At the 48th Berlin International Film Festival, Jackson won the Silver Bear for Best Actor award.
The soundtrack album for Jackie Brown, entitled Jackie Brown: Music from the Miramax Motion Picture, was released on December 9, 1997.
Songs by a variety of artists are heard throughout the film, including The Delfonics "La-La Means I Love You" and "Didn't I (Blow Your Mind This Time)", Bill Withers "Who Is He", The Grass Roots "Midnight Confessions", Johnny Cash "Tennessee Stud", Bloodstone "Natural High", and Foxy Brown "(Holy Matrimony) Married to the Firm". There are several songs included that were featured in Blaxploitation films as well, including Bobby Womack's "Across 110th Street", from the film of the same name, and Pam Grier's "Long Time Woman", from her 1971 film The Big Doll House.
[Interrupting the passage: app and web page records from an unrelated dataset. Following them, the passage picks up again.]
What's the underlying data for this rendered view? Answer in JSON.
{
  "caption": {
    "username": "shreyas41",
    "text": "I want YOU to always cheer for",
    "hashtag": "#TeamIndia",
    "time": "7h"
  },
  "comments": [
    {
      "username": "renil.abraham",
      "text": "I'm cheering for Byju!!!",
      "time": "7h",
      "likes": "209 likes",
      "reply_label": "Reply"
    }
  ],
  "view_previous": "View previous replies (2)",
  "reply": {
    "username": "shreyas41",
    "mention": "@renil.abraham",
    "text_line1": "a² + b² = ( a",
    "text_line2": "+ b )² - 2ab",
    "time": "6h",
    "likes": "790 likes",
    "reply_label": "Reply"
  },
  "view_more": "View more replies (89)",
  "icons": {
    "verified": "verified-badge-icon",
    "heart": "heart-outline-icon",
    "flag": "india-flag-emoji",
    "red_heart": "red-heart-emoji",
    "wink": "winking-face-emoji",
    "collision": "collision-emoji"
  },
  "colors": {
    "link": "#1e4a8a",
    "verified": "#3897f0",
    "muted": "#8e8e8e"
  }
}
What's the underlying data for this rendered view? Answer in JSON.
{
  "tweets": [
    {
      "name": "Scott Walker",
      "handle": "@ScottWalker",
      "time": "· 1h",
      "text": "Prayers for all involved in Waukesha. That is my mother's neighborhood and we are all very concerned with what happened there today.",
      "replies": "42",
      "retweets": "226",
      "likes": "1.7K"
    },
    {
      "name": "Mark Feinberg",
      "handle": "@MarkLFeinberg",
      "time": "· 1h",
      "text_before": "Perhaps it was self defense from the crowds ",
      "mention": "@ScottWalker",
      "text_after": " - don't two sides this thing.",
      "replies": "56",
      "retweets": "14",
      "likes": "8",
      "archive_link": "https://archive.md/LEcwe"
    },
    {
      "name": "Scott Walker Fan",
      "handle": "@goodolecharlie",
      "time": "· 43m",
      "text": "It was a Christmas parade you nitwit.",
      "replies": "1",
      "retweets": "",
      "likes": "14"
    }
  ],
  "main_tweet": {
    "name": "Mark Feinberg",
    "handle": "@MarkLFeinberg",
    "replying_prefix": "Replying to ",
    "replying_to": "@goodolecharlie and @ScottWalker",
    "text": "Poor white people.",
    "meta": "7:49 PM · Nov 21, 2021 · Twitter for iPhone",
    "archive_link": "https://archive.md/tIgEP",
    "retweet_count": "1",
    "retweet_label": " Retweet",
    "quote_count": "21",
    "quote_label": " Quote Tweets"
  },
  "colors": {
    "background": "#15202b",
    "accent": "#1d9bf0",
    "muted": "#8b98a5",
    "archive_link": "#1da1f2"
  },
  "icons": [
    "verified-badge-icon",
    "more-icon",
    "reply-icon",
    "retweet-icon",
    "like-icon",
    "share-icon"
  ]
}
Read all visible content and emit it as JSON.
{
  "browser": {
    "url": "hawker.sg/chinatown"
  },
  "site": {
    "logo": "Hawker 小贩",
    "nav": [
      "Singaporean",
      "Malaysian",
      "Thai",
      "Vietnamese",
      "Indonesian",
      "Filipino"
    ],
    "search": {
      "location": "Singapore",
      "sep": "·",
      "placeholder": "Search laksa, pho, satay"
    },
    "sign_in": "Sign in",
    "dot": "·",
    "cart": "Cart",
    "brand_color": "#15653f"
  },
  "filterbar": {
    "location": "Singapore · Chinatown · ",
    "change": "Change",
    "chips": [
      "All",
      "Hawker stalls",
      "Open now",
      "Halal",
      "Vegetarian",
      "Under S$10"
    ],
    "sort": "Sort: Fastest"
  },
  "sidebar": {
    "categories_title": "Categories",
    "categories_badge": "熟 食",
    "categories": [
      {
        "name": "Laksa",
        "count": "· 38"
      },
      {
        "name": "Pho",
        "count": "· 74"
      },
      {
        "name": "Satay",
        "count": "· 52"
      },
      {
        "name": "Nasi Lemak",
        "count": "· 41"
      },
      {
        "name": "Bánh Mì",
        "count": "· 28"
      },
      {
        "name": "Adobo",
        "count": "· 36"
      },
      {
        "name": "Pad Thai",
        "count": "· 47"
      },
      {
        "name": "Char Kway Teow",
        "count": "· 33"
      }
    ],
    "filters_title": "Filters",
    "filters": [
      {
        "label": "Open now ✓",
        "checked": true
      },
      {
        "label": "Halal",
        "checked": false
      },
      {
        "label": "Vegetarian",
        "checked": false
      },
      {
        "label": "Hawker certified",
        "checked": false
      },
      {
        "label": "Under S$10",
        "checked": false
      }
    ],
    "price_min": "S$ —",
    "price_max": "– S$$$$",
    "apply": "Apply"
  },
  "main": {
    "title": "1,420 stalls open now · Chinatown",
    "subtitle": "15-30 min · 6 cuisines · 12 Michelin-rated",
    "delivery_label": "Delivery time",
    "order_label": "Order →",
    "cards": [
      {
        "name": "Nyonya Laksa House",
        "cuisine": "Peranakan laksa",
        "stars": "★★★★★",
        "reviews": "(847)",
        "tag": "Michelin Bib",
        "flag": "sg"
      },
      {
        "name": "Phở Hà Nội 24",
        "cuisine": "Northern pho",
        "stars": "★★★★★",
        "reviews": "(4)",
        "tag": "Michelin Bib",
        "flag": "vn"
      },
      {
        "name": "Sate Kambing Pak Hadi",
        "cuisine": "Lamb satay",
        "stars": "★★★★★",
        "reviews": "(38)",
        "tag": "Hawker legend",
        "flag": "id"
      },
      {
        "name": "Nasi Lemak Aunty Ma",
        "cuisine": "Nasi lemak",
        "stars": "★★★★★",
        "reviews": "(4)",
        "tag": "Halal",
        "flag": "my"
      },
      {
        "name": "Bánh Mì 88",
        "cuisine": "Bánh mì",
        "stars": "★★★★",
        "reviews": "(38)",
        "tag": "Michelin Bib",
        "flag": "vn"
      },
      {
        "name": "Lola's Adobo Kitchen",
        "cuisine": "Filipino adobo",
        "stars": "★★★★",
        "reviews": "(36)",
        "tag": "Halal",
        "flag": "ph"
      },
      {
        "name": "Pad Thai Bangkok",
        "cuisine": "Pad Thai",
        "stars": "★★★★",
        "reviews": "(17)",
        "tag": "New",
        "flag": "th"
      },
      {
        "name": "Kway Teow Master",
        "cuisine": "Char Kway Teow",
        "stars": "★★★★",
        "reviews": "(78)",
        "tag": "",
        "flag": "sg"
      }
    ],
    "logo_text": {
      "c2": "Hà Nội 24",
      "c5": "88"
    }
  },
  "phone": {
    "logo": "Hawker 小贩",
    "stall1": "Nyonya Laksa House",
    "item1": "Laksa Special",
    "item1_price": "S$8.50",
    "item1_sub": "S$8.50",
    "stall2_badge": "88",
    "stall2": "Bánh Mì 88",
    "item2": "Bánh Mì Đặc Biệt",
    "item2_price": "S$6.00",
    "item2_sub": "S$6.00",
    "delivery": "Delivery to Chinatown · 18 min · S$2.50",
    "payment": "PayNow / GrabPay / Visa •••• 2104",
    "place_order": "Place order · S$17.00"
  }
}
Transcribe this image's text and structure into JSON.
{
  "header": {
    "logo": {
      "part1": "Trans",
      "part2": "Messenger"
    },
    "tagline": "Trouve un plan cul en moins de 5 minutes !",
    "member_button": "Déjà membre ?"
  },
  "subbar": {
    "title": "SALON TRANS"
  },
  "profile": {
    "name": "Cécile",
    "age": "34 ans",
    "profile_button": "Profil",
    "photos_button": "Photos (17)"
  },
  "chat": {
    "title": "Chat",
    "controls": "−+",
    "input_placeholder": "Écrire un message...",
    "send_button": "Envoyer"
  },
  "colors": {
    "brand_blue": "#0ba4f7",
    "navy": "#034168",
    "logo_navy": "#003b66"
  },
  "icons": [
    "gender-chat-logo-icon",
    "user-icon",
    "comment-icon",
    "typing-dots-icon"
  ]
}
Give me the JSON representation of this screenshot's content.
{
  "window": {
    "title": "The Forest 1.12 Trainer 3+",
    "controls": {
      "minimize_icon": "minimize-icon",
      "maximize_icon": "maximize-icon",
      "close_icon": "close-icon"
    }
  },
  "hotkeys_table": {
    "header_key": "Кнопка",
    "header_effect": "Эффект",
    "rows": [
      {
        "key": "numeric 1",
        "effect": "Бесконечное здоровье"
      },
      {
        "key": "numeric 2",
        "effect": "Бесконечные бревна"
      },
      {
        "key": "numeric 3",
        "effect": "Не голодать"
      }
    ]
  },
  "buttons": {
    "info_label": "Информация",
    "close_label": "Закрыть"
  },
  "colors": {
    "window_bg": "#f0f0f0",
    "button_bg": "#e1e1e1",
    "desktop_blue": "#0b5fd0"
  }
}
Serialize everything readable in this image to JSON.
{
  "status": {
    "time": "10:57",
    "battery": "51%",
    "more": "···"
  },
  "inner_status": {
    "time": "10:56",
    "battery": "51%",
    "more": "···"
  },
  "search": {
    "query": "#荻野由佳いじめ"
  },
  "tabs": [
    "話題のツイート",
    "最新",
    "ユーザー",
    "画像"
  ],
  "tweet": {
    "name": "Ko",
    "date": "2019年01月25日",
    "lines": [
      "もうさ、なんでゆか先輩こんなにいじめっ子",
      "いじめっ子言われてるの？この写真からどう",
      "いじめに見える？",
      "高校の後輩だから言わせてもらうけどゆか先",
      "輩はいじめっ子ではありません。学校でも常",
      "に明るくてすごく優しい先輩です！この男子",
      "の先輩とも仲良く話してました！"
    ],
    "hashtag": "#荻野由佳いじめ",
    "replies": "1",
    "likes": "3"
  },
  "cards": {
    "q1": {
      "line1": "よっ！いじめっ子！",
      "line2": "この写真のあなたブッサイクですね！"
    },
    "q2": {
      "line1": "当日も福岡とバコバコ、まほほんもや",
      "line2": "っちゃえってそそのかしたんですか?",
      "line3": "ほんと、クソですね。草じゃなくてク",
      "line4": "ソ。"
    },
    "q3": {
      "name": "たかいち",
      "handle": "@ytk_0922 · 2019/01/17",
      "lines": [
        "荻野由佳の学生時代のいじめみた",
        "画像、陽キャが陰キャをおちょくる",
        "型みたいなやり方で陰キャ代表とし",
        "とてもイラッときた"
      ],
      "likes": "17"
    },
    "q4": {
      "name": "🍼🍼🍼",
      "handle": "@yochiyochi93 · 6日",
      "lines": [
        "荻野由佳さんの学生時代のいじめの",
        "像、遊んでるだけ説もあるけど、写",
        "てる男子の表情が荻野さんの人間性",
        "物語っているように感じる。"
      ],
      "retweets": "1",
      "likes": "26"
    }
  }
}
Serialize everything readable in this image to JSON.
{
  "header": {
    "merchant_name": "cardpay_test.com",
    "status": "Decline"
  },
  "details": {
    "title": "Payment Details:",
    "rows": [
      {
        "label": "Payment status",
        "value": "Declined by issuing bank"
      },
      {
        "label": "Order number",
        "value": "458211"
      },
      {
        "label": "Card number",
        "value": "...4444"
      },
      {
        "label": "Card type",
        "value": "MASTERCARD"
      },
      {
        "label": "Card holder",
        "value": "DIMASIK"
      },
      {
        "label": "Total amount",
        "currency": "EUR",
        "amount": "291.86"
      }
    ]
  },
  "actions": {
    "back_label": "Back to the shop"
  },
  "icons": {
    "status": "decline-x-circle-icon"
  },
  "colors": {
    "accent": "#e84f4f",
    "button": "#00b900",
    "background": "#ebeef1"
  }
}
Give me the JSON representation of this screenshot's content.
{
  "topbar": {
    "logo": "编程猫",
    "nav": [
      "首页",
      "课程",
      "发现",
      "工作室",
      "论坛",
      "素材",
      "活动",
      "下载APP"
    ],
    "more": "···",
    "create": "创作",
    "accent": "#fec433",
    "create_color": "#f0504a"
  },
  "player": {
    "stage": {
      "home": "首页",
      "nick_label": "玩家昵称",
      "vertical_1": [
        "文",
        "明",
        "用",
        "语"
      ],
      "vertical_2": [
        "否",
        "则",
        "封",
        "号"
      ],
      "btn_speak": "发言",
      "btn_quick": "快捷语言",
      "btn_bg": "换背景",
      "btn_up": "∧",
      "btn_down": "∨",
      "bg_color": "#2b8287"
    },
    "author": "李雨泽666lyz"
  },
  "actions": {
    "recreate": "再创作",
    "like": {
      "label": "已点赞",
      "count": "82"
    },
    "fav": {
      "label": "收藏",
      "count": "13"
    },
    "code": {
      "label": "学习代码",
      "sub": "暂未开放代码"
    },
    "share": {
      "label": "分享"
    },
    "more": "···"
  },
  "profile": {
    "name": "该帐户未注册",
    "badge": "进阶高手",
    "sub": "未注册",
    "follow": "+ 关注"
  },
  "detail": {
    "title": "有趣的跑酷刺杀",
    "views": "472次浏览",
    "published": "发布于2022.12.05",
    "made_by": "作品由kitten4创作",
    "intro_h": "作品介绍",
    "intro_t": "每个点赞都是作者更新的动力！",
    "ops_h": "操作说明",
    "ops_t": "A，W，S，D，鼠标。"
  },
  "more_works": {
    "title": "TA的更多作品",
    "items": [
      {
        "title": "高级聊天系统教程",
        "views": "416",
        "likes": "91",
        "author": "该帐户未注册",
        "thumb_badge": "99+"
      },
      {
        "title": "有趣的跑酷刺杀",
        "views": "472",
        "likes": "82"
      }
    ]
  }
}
The original soundtrack also features separate tracks with dialogue from the film. Instead of using a new film score, Tarantino incorporated Roy Ayers' funk score from the film Coffy.
A number of songs used in the film do not appear on the soundtrack, such as "Cissy Strut" (The Meters) and "Undun" (The Guess Who).
The Special Edition DVD, released by Buena Vista in 2002, includes an introduction from Tarantino, an hour-long retrospective interview, a subtitle trivia track and soundtrack chapter selection, a half-hour making-of documentary ("How It Went Down"), the entire "Chicks Who Love Guns" video as seen in the film, many deleted and alternate scenes, including an alternate opening title sequence, Siskel and Ebert's review, Jackie Brown appearances on MTV, TV spots and theatrical trailers, written reviews and articles and filmographies, and over an hour of trailers for Pam Grier and Robert Forster films dating from the 1960s onwards. The box also includes a mini-poster of the film, similar to the one above, and on the back of that, two other mini-posters—one of Grier, the other of Forster, both similar to the album cover.
Although the Special Edition DVD's back cover states that the film is presented in a 2.35:1 aspect ratio, it was actually shot with a 1.85:1 ratio, the only Tarantino-directed film to date shot in such a format with the exception of his segment in the film Four Rooms, "The Man from Hollywood".
On October 4, 2011, Miramax released Jackie Brown on Blu-ray Disc along with Pulp Fiction. The film is presented in 1080p HD in its original 1.85:1 aspect ratio with a DTS-HD Master Audio 5.1 soundtrack. The disc was the result of a new licensing deal with Miramax and Lionsgate.